Such challenges will require planning and investment to overcome, yet are far from insurmountable. Indeed, with the government taking concrete steps to liberalise the business environment and create the right conditions for future growth, the country could well be on its way to becoming another success story in Southeast Asia.

Looking forward a few years, the flow of investment into the country will constantly outperform past levels, thanks to energetic demographics with more than 70% of the total population of working age and well-trained.

The business environment is stable and has improved, and the strong demand of the growing middle-and upper-classes, which is forecast to reach the fastest growth rate in Southeast Asia over the 2016-2020 period, can only be beneficial.

Real estate boom

Demand is increasing for office, retail, and hotel stock around the country. In Ho Chi Minh City, the country’s tallest building, the Vincom Landmark 81, is under construction.

Meanwhile, the Thu Thiem New Urban Area, a 657ha site east of the Saigon River, is ear-marked to be the new central financial district.

And last year, Takashimaya opened its first department store in Vietnam, within Saigon Centre in Ho Chi Minh City, a mixed-use development by Keppel Land from Singapore.

In Hanoi, the office sector is also seeing high levels of development, according to JLL research, while a new urban living project, Starlake Tay Ho Tay, is being constructed by the Republic of Korea conglomerate Daewoo Condotels and villas are also being built in secondary cities such as Danang to woo investors in the second-home market.

Vietnam’s burgeoning tourism industry, which welcomed 10 million visitors last year, is driving hotel developments. The Hoi An South Integrated Resort is currently being constructed, with its first phase to be completed in 2019.

Meanwhile, Halong Bay got its first five-star property, Wyndham Legend Halong Bay, last June.

There has been a lot of attention towards major tourist locations such as Danang, Nha Trang, and Phu Quoc in the last two years.

Industrial real estate is also enjoying a boost. Industrial parks in the north, south, and central regions are witnessing strong activity.

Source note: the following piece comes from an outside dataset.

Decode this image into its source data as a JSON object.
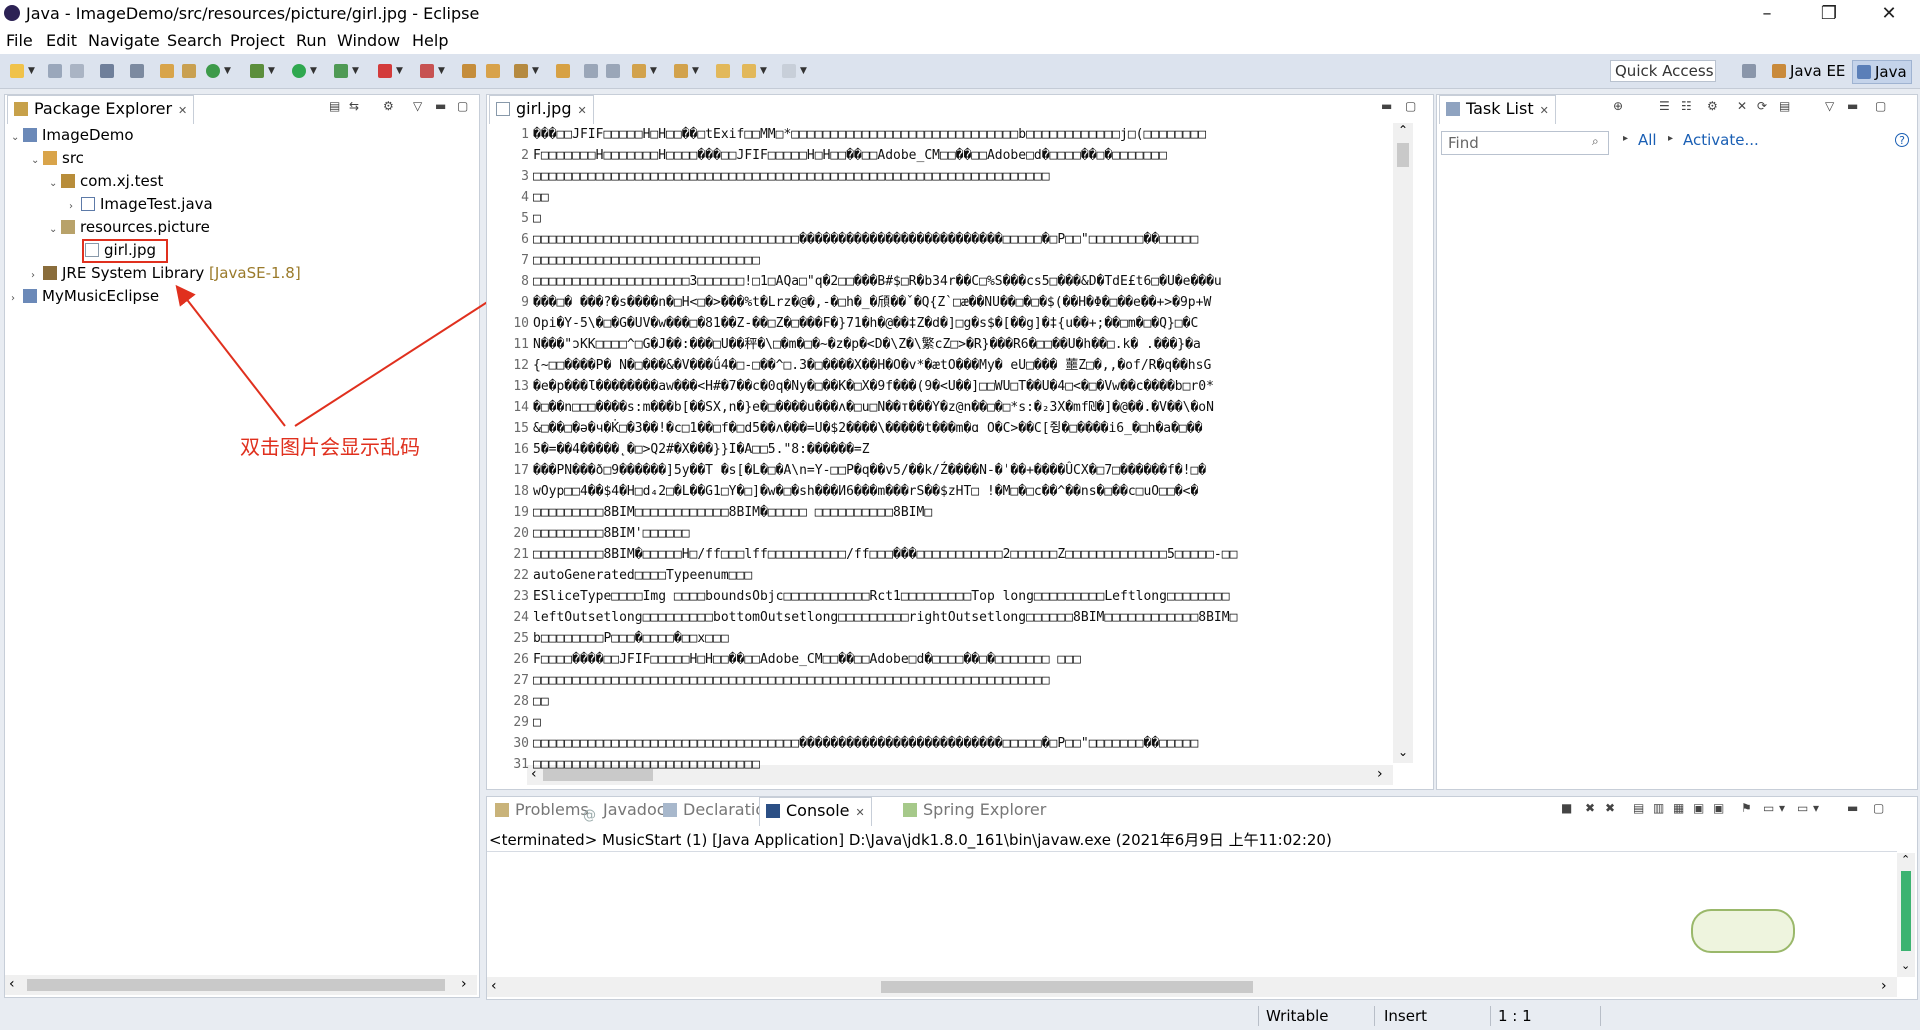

For instance, Long An province in southern Vietnam is experiencing strong demand for ready-built factories and industrial land. Binh Duong and nearby provinces are witnessing developments of eco-industrial parks and modern townships, invested mainly by Japanese investors. 


Photo: CBR Investment AG